What you should do
Please return all lines of the data below containing the string "label".

Page and application data records

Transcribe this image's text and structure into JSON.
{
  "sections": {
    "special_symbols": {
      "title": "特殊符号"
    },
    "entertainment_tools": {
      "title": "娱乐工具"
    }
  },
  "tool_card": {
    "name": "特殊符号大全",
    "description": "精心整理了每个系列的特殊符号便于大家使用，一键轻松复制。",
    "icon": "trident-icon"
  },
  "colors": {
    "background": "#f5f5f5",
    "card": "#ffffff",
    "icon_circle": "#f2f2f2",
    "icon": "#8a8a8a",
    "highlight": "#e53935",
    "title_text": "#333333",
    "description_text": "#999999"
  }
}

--

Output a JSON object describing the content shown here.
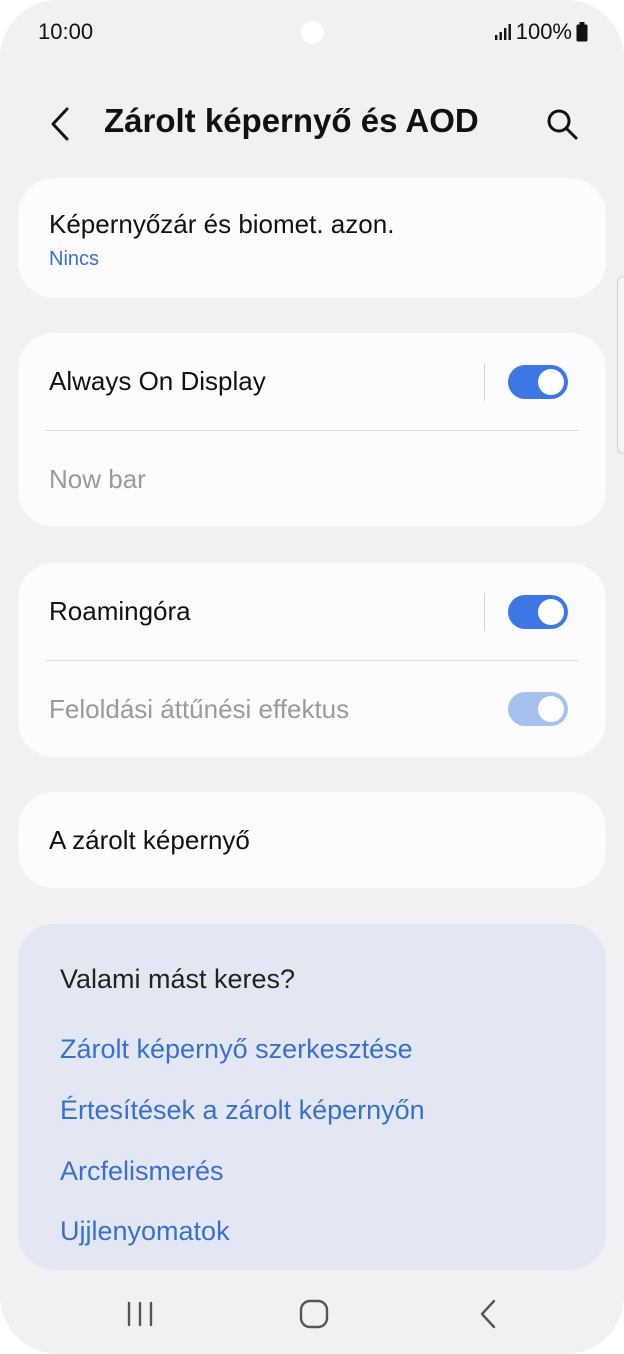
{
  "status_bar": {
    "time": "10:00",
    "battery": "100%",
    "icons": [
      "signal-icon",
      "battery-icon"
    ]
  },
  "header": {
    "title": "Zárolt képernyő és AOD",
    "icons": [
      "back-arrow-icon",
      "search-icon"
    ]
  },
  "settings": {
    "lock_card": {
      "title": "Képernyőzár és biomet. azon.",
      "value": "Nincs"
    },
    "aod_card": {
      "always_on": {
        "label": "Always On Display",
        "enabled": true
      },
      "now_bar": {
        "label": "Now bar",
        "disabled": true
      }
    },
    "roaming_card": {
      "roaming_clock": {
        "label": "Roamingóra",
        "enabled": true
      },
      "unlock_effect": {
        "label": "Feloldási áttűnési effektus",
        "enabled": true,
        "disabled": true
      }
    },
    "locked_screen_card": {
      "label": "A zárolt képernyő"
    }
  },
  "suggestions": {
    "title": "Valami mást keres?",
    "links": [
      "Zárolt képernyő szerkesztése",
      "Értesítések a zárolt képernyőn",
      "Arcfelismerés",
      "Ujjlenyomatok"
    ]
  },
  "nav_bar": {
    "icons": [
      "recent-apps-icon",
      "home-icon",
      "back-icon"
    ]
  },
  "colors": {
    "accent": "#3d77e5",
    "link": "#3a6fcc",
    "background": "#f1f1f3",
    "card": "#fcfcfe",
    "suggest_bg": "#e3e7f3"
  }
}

Task solution
        "label": "Always On Display",
        "label": "Now bar",
        "label": "Roamingóra",
        "label": "Feloldási áttűnési effektus",
      "label": "A zárolt képernyő"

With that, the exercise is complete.